_About this task:_ Only lines holding "field" are wanted; copy each of them from the records below.
━━ Source material ━━
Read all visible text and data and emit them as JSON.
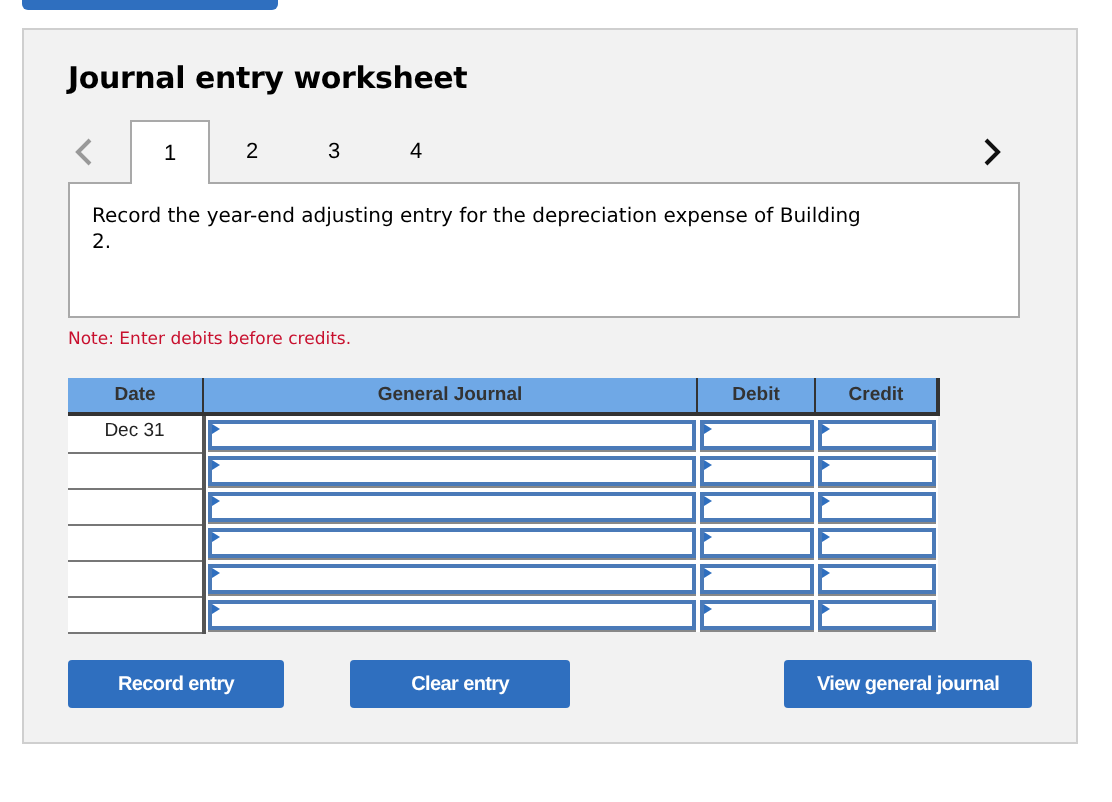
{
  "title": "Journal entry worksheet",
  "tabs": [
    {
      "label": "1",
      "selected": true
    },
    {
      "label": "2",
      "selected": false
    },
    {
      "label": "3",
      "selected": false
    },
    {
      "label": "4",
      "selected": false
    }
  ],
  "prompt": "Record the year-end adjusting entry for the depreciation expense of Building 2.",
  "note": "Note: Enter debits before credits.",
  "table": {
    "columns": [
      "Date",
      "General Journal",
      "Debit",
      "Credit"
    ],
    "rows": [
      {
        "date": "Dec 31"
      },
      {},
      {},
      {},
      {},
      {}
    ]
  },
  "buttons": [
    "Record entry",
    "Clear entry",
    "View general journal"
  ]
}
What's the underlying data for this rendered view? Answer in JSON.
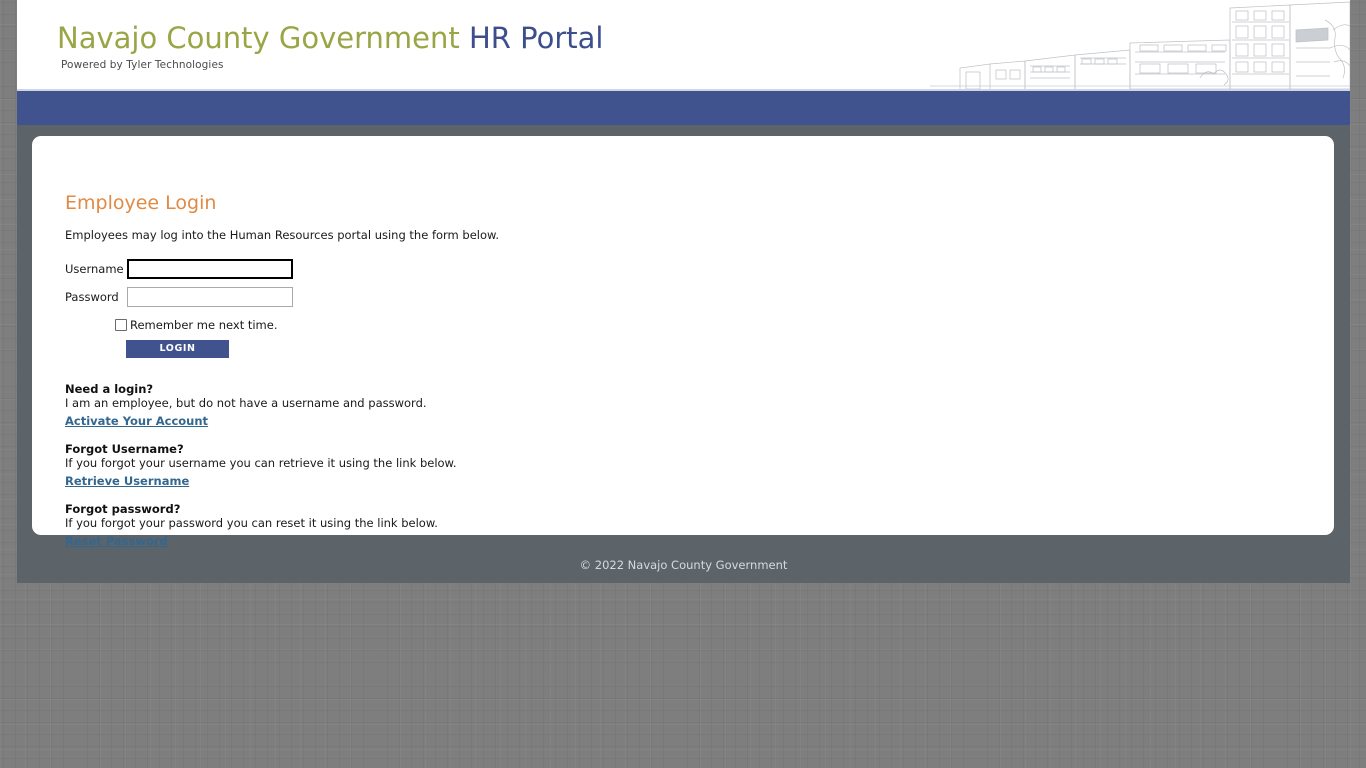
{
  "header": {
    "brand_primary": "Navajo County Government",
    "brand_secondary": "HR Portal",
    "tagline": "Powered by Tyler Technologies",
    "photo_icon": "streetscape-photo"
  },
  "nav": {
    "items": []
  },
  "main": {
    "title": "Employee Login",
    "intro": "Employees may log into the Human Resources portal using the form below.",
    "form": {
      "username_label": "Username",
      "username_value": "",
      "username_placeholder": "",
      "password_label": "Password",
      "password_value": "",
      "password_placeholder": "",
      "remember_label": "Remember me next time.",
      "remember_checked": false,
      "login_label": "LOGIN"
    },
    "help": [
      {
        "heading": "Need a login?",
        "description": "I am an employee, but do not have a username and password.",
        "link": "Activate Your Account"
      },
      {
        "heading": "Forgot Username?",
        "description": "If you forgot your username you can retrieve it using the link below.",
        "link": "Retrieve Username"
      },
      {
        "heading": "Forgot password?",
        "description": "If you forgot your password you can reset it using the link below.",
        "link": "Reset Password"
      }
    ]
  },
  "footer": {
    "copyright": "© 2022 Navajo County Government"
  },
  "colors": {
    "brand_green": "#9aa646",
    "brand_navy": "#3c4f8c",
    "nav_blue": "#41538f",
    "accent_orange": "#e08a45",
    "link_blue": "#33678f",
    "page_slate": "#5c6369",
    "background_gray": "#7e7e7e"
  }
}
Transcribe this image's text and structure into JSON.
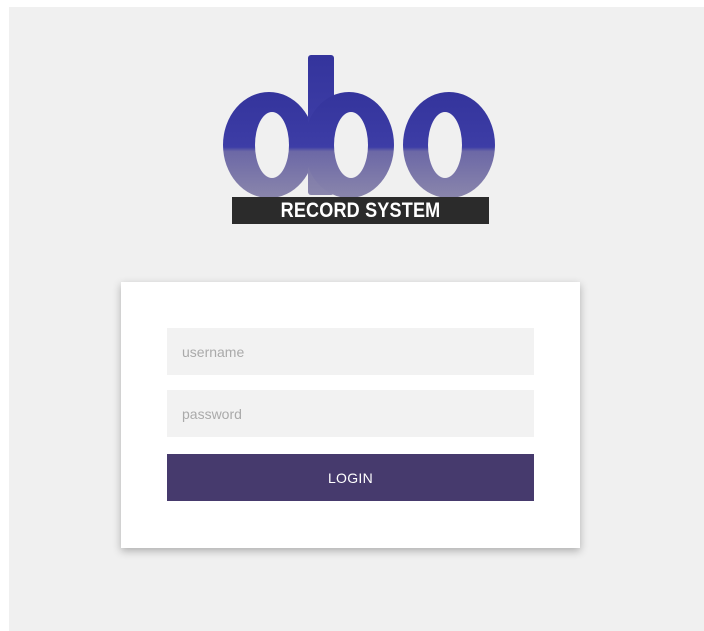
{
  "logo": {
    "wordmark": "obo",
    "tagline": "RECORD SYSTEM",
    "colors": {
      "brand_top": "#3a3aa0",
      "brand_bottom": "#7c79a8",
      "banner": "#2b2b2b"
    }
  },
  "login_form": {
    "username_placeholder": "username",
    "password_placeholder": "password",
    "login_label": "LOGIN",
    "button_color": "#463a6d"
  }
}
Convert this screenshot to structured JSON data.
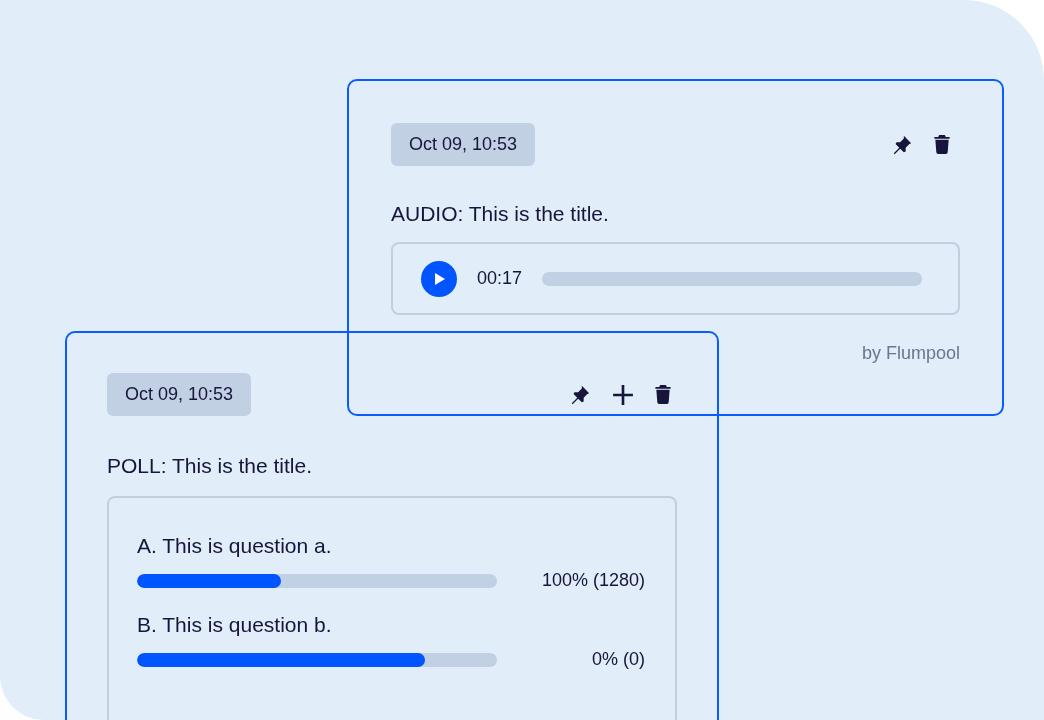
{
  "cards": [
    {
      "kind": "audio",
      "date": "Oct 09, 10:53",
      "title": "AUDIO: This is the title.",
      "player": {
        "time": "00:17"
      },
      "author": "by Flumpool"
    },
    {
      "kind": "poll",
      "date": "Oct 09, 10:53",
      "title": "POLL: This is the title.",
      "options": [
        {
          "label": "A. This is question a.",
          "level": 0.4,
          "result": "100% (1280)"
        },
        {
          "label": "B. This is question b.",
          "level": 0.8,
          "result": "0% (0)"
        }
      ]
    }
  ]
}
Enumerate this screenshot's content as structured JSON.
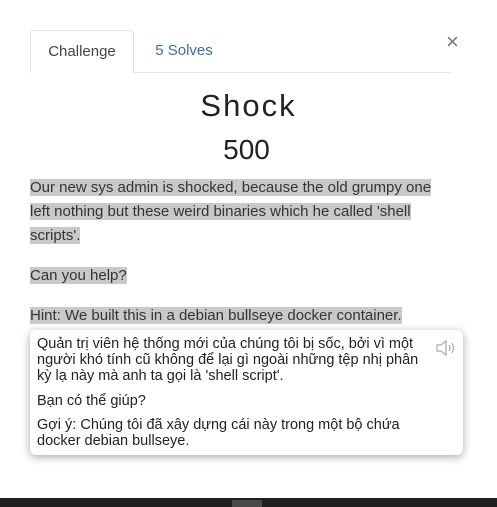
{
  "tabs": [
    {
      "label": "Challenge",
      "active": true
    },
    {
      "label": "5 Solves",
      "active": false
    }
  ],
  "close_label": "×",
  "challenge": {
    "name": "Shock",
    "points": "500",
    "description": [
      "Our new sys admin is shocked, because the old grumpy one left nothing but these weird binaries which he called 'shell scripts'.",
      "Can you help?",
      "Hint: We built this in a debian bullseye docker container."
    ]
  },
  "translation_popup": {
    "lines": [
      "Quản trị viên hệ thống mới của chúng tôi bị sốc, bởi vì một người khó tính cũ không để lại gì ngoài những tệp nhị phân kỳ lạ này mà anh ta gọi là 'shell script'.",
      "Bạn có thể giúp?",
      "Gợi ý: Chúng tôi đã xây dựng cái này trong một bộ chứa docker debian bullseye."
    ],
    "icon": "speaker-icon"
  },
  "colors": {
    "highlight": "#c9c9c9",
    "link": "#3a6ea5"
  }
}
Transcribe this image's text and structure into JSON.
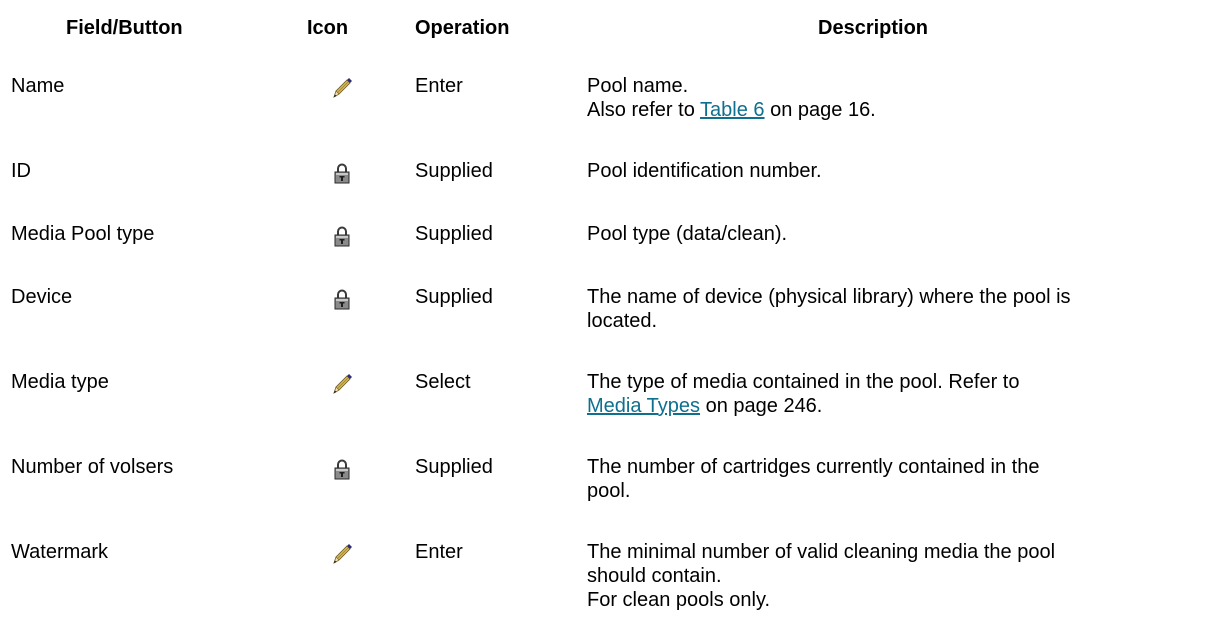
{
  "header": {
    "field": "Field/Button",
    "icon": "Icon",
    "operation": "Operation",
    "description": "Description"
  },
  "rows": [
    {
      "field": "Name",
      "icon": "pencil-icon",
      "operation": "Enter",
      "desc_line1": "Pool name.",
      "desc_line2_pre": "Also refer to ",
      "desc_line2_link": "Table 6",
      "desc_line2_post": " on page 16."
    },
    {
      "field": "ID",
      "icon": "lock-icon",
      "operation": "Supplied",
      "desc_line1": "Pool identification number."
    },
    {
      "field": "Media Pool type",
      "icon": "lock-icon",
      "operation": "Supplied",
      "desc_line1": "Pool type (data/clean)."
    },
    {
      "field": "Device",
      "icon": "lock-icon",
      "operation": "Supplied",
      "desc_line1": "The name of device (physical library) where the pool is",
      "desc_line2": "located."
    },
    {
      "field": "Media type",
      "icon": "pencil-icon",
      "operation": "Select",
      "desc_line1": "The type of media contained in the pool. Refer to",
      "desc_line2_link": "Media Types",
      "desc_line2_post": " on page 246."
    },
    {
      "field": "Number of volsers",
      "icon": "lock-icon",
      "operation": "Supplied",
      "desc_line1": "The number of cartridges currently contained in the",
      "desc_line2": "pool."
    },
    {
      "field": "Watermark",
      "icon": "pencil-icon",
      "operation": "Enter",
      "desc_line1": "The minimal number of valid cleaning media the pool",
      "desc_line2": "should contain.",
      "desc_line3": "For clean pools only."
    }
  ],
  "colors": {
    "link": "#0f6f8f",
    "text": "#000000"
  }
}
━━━
_Exercise result:_
    "field": "Field/Button",
      "field": "Name",
      "field": "ID",
      "field": "Media Pool type",
      "field": "Device",
      "field": "Media type",
      "field": "Number of volsers",
      "field": "Watermark",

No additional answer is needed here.